The moorish conquest of Europe and particularly of Spain has been systematically faded out of history and portrait as a brief sovereignty with a slight influence on the indigenous population and perhaps in not such a positive way. However one peak through streets of Andalusia turns everything on it’s head.
During the medieval ages, while the rest of Europe was in despair, Andalusia was a streaming light under the rule of the moorish empire. While Londoners were living in wooden houses, the cosmopolitan population of Andalusia was privileged with running water and roads that illuminated during night time. Over 70 libraries were to be found all across the region that each contained more books then the royal library of France. Public baths were a norm and agriculture was flourishing more then ever. Andalusia was streets ahead of the rest of Europe specially when it came to medicine, astronomy and mathematics. After the Catholic reconquest of Andalusia it was intended to eliminate any sign of moorish presence in the region. However they couldn’t bring themselves to abolish Alhambra.

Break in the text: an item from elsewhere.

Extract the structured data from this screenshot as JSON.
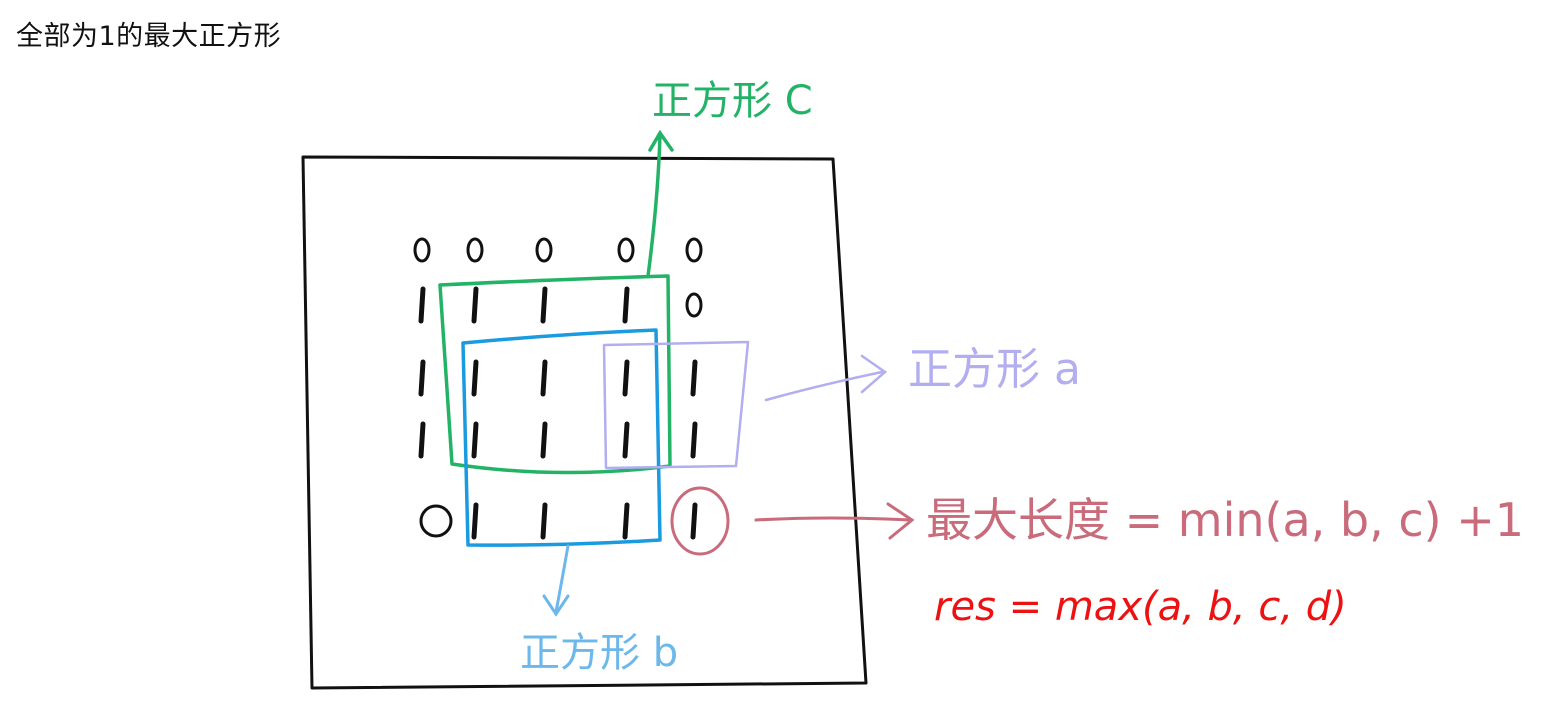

From the stunning Alcazar of Seville to the Great mosque of Cordoba, exquisite islamic architecture is to be found all across Andalusia, but Alhambra is definitely the cherry on top. It’s a palace and fortress constructed by the kings of Granada under the theme of ‘Paradise on earth’. The meaning of the Arabic word Alhambra (the red lady) is an allusion to the colors of the buildings and wood around it.
Alhambra is a triumph of mathematics and aesthetics and a dazzling show of ornamentation. The technology used in it’s construction was remarkable at it’s time. It’s a mysterious place full of secrets and legends in every corner and although you might not know the genius mathematics behind it you can definitely sense the proportion and balance in every room. We had quite a few jaw dropping moments while wandering around the palaces.
If you ever find your way to Spain I highly recommend heading south to Andalusia. While Madrid is the heaven for museum lovers and Barcelona Gaudi’s treasure land, Andalusia is like no other place in Europe. It’s truly is the ornament of Europe and puts any other sort of architectural embellishment to shame.
Due to the excessive amount of daily visitors it’s highly recommended to reserve your tickets before you get there. A normal entry for adults costs 14€ which is an absolute bargain for such a huge and outstanding landmark. You’re likely to spend a good 4 hours there so pack yourself some snacks and refreshments before you head off.
We didn’t get much time to visit Granada itself but by only visiting Alhambra I was totally blown away and would be back in a heartbeat.